Tuesday, December 2, 2014
Graphic Policy Interviews Emanuela Lupacchino
DC has been doing a great job with publicity for Supergirl and the new direction the title is taking. K. Perkins and Mike Johnson have been interviewed on the usual sites, discussing where Supergirl is going and what new characters we are going to run into.
But I was glad to see artist Emanuela Lupacchino get interviewed by the site Graphic Policy. While Lupacchino predates Perkins and Johnson on the book, she is part of the new direction as well. And I have wanted to hear her thoughts about Supergirl and her approach to the character for some time. Here is a link to the whole interview: http://graphicpolicy.com/2014/11/27/we-talk-supergirl-with-ema-lupacchino/
As always I recommend reading the whole interview by heading to the site. But here are some of the questions that grabbed me and my usual commentary.
Graphic Policy: How did you get the chance to draw this iconic character?
Ema Lupacchino: From what I remember, It happened in just three seconds – Eddie Berganza asked me if I’d have liked to work on Supergirl and I said “YES”. I was really happy when he named “Supergirl” as the title I could have been working on, I love this character.
GP: Supergirl is fairly iconic in terms of her costume and her design, What do you do to put your own personal touch on this character?
EL: What I think is that the costume is not really important in order to define a character – the key is the attitude I give to her. I feel this responsibility every time I have to feature a specific character with the acting, the gesture, the expressions – it’s what describes him or her the most, the costume is just an outfit. This is what I try to give to her, a very specific temper and attitude. It can be a look, a way to move, a feeling. I want her to be as “real” as possible.
I am always glad to hear that creators on the book are fans of the character. So I was glad to see Lupacchino loves the character. I would love to know more of Lupacchino's history with Kara. Did she read the book before she came on board? Have a favorite version?

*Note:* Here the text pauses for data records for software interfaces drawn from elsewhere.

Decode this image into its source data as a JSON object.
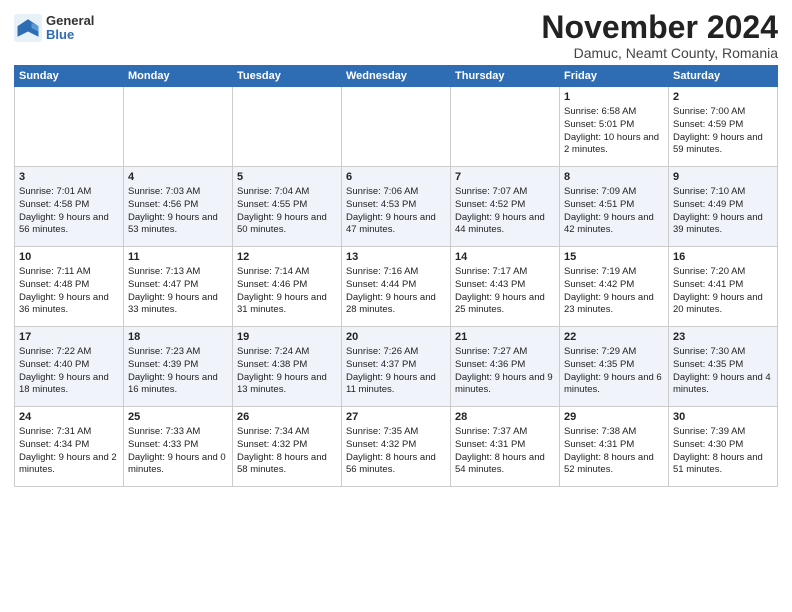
{
  "header": {
    "logo_general": "General",
    "logo_blue": "Blue",
    "month_title": "November 2024",
    "location": "Damuc, Neamt County, Romania"
  },
  "days_of_week": [
    "Sunday",
    "Monday",
    "Tuesday",
    "Wednesday",
    "Thursday",
    "Friday",
    "Saturday"
  ],
  "weeks": [
    [
      {
        "day": "",
        "info": ""
      },
      {
        "day": "",
        "info": ""
      },
      {
        "day": "",
        "info": ""
      },
      {
        "day": "",
        "info": ""
      },
      {
        "day": "",
        "info": ""
      },
      {
        "day": "1",
        "info": "Sunrise: 6:58 AM\nSunset: 5:01 PM\nDaylight: 10 hours and 2 minutes."
      },
      {
        "day": "2",
        "info": "Sunrise: 7:00 AM\nSunset: 4:59 PM\nDaylight: 9 hours and 59 minutes."
      }
    ],
    [
      {
        "day": "3",
        "info": "Sunrise: 7:01 AM\nSunset: 4:58 PM\nDaylight: 9 hours and 56 minutes."
      },
      {
        "day": "4",
        "info": "Sunrise: 7:03 AM\nSunset: 4:56 PM\nDaylight: 9 hours and 53 minutes."
      },
      {
        "day": "5",
        "info": "Sunrise: 7:04 AM\nSunset: 4:55 PM\nDaylight: 9 hours and 50 minutes."
      },
      {
        "day": "6",
        "info": "Sunrise: 7:06 AM\nSunset: 4:53 PM\nDaylight: 9 hours and 47 minutes."
      },
      {
        "day": "7",
        "info": "Sunrise: 7:07 AM\nSunset: 4:52 PM\nDaylight: 9 hours and 44 minutes."
      },
      {
        "day": "8",
        "info": "Sunrise: 7:09 AM\nSunset: 4:51 PM\nDaylight: 9 hours and 42 minutes."
      },
      {
        "day": "9",
        "info": "Sunrise: 7:10 AM\nSunset: 4:49 PM\nDaylight: 9 hours and 39 minutes."
      }
    ],
    [
      {
        "day": "10",
        "info": "Sunrise: 7:11 AM\nSunset: 4:48 PM\nDaylight: 9 hours and 36 minutes."
      },
      {
        "day": "11",
        "info": "Sunrise: 7:13 AM\nSunset: 4:47 PM\nDaylight: 9 hours and 33 minutes."
      },
      {
        "day": "12",
        "info": "Sunrise: 7:14 AM\nSunset: 4:46 PM\nDaylight: 9 hours and 31 minutes."
      },
      {
        "day": "13",
        "info": "Sunrise: 7:16 AM\nSunset: 4:44 PM\nDaylight: 9 hours and 28 minutes."
      },
      {
        "day": "14",
        "info": "Sunrise: 7:17 AM\nSunset: 4:43 PM\nDaylight: 9 hours and 25 minutes."
      },
      {
        "day": "15",
        "info": "Sunrise: 7:19 AM\nSunset: 4:42 PM\nDaylight: 9 hours and 23 minutes."
      },
      {
        "day": "16",
        "info": "Sunrise: 7:20 AM\nSunset: 4:41 PM\nDaylight: 9 hours and 20 minutes."
      }
    ],
    [
      {
        "day": "17",
        "info": "Sunrise: 7:22 AM\nSunset: 4:40 PM\nDaylight: 9 hours and 18 minutes."
      },
      {
        "day": "18",
        "info": "Sunrise: 7:23 AM\nSunset: 4:39 PM\nDaylight: 9 hours and 16 minutes."
      },
      {
        "day": "19",
        "info": "Sunrise: 7:24 AM\nSunset: 4:38 PM\nDaylight: 9 hours and 13 minutes."
      },
      {
        "day": "20",
        "info": "Sunrise: 7:26 AM\nSunset: 4:37 PM\nDaylight: 9 hours and 11 minutes."
      },
      {
        "day": "21",
        "info": "Sunrise: 7:27 AM\nSunset: 4:36 PM\nDaylight: 9 hours and 9 minutes."
      },
      {
        "day": "22",
        "info": "Sunrise: 7:29 AM\nSunset: 4:35 PM\nDaylight: 9 hours and 6 minutes."
      },
      {
        "day": "23",
        "info": "Sunrise: 7:30 AM\nSunset: 4:35 PM\nDaylight: 9 hours and 4 minutes."
      }
    ],
    [
      {
        "day": "24",
        "info": "Sunrise: 7:31 AM\nSunset: 4:34 PM\nDaylight: 9 hours and 2 minutes."
      },
      {
        "day": "25",
        "info": "Sunrise: 7:33 AM\nSunset: 4:33 PM\nDaylight: 9 hours and 0 minutes."
      },
      {
        "day": "26",
        "info": "Sunrise: 7:34 AM\nSunset: 4:32 PM\nDaylight: 8 hours and 58 minutes."
      },
      {
        "day": "27",
        "info": "Sunrise: 7:35 AM\nSunset: 4:32 PM\nDaylight: 8 hours and 56 minutes."
      },
      {
        "day": "28",
        "info": "Sunrise: 7:37 AM\nSunset: 4:31 PM\nDaylight: 8 hours and 54 minutes."
      },
      {
        "day": "29",
        "info": "Sunrise: 7:38 AM\nSunset: 4:31 PM\nDaylight: 8 hours and 52 minutes."
      },
      {
        "day": "30",
        "info": "Sunrise: 7:39 AM\nSunset: 4:30 PM\nDaylight: 8 hours and 51 minutes."
      }
    ]
  ]
}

I also think that Lupacchino does bring a strength and feel to the character. It feels that her art has actually improved over her time on the book, becoming more expressive, as she grows with the character. I think I first felt that resilience and core in the panel above, just as Kara shed the red ring.
GP: In the most recent issue (#36), Kara is wearing Supergirl-blue nail polish, which is a nice touch for the character. Did you have any input into that?
EL: YES! It was me, I confess! I love blue nails, and since it’s more modern that the classic red one I thought it could be a smart way to show she’s living our timeline.
Whether it be blue (which I do think is quite fetching) or any other color, the very addition of nail polish shows that Kara is embracing Earth as her home. It is something very human.
It is small touches like this that add depth to any book. It also shows a dedication to detail by the artist. Thrilled.
GP: Also in the most recent issue Kara is thrown into some Kryptonian battle armor, which looked pretty amazing. What were your inspirations for the design?
EL: I was inspired by some pretty amazing concepts, mostly by Japanese illustrators I really love, like Terada for example. Japanese are the best at conceiving sci-fi technologies and I wanted to give a sense of futuristic tech on her armor, in order to help her feel light and comfortable at the same time.
GP: The series has generally been a mix between Earth based stories and outer-space cosmic stories. Is there a setting between the two that you prefer?
EL: Space, of course! On Earth, as our real world, nothing extraordinary really happens – but out there in the space, extraordinary things can be discovered: futuristic technologies, new worlds and races that are very exciting to draw.
I am hoping that the Battle Armor doesn't become the default costume. While it is very slick, I don't want Supergirl to be armored. Seems too '90s. Breaking it out now and then when the battle calls for it would be fine in my book. But how about something more classic ... or at least without the red crotch section.
GP: Speaking of outer space based stories, the world which you designed for the Crucible is pretty complex and amazing, between the different environments and an awesome looking space station. How much input did you get into the design of the planet?
EL: The idea of the Crucible as a bracelet orbiting on two twin stars was written in the script, and I think it’s a very cool idea. I spent a lot thinking about how to design it. You know, there were many factors to consider out there – the balance it should have with the stars’ orbit, the dimension, the details, the dimension of the ships outside. At the beginning I was working on some preliminary studies that didn’t really give the sense of its size, so I asked my friend Emiliano Santalucia to help me in figuring out what wasn’t really working with it. So he suggested to me to draw a huge diameter bracelet in which we can barely see where it ends over the stars. That worked perfectly, thanks Emil!
It is a great visual so I was glad to hear the development of the look. Beautiful.
I hope Lupacchino stays on the book for an extended period of time. Her art is just spectacular. And I love her civilian Kara as much as the hero flying into action.